I realise Stoat has already covered this, but I thought I would also briefly discuss it here. I posted a couple of tweets, that got quite a lot of responses, about the economic impacts of climate change, that tried to address a question that has bothered me (and others, it seems). Essentially, many economic analyses imply that even under quite substantial levels of warming, the economic impact of climate change will be ~10% of GDP and that, because of continued economic growth, this will occur in a world that is substantially richer than we are today. I realise that 10% of GDP is not negligible, but it also doesn’t seem consistent with the suggestion that we’re facing a climate crisis if we don’t soon substantially reduce our emissions. So, what’s going on here? Is it:
- The results from these economic analyses do indeed properly reflect the overall impact; the impact could be substantial (~10% of GDP) but we’ll be richer, can more easily deal with these impacts, and really shouldn’t be too concerned.
- Even though these economic analyses are reasonable, they’re really order of magnitude estimates, and so we should interpret ~10% as representing a large impact.
- Globally, these economic analyses are reasonable, but they largely ignore the distribution of the impacts; losses could be huge in regions that are poor and don’t contribute much to global GDP.
- The results from these economic analyses do indeed properly reflect the economic impact, but miss other substantive impacts that can’t easily be quantified.
- These results don’t really make sense if we end up warming by more than 3-4oC.
I should make clear that I’ve updated my points to include some suggested by other (H/T Andrew Dessler).
I don’t have a particularly good answer to my posed question. If pressed, I would go for a combination of 2, 3, and 4. It seems clear that there are large uncertainties, they clearly ignore some impacts that are difficult to quantify (the loss of coral reefs, for example), and probably under-estimate – or appear to – the human impact in regions that are poor. However, I still have a problem reconciling these type of estimates with the sense of urgency coming from others.
Maybe one solution is to give more weight to moral arguments (H/T Kyle Armour):
By what natural authority do we accrue the right to materially reengineer the only planet in the vast immensities of the universe known to harbor life?

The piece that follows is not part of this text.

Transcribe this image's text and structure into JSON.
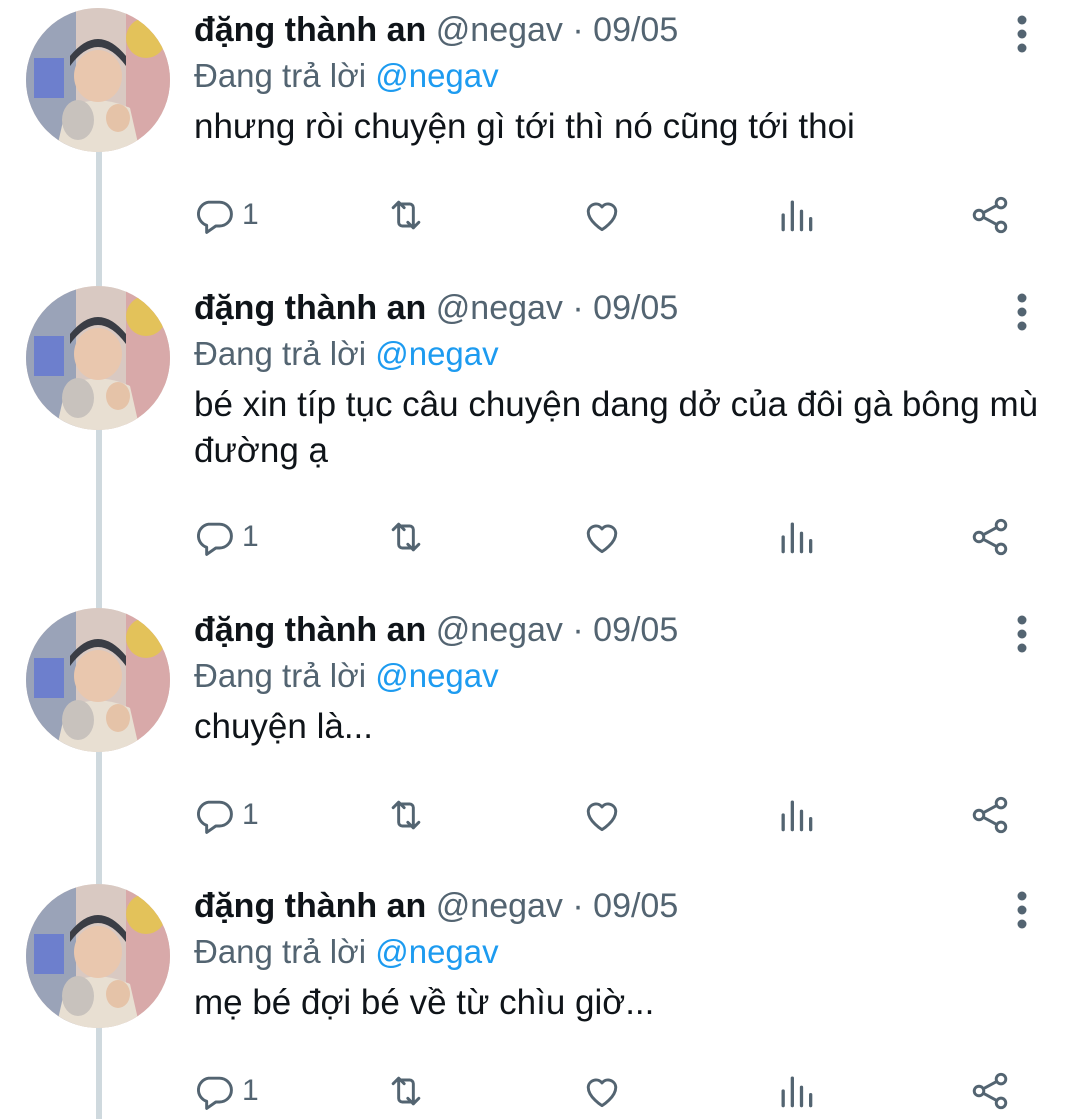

On the other hand, maybe these economic analyses are still useful for guiding how we respond to climate change. For example, even though some of these analyses suggest that the impact could be modest, they do still suggest that there is a net benefit to emission reductions.
What I would really like is to better understand the conditions under which these economic analyses are regarded as reasonable. It seems clear that there are levels of warming beyond which the damage estimates are clearly nonsense (DICE, for example, suggests that 10oC of warming would produce damages of about 28% of GDP). However, for relatively low levels of warming, maybe they’re fine. Where is the actual boundary? Also, maybe it needs to be clearer as to the goals of such modelling. Is it really to try and determine the economic impact in 2100, or is it mostly to guide what we do in the next decade, or so?
Something that I posed during the Twitter discussion was whether or not one could sanity check these kind of estimates. In physics, one can often do a basic back-of-the-envelope type of calculation to check if the result from a more complex analysis actually makes sense. Is that possible in this context, or is it simply too complicated? If the latter, what does this imply? Should we simply trust the numbers that pop out of these calculations, or can we say “sorry, that doesn’t seem to make sense”? If the latter, how does one avoid motivated reasoning?
Again, I don’t have good answers to these questions, so I’ll stop there. I’ll post some links below, some of which are papers suggested by Genevieve Guenther, that I really should find time to try and read.
Costing the Earth: A Numbers Game or a Moral Imperative? (paper by Gerard Roe suggesting that we should give greater weight to moral arguments).
Long-Term Macroeconomic Effects of Climate Change: A Cross-Country Analysis (paper suggesting that the economic impact of ~4.2MoC of warming would be ~7% of GDP, but which does suggest that this is probably conservative because it ignores rare disasters).
On Modeling and Interpreting the Economics of Catastrophic Climate Change (paper by Martin Weitzman about fat tails).
Limitations of integrated assessment models of climate change (paper by Frank Ackerman suggesting that IAMs have some serious limitations).
Climate Change Policy: What Do the Models Tell Us? (paper by Robert Pindyck suggesting that IAMs have fundamental flaws).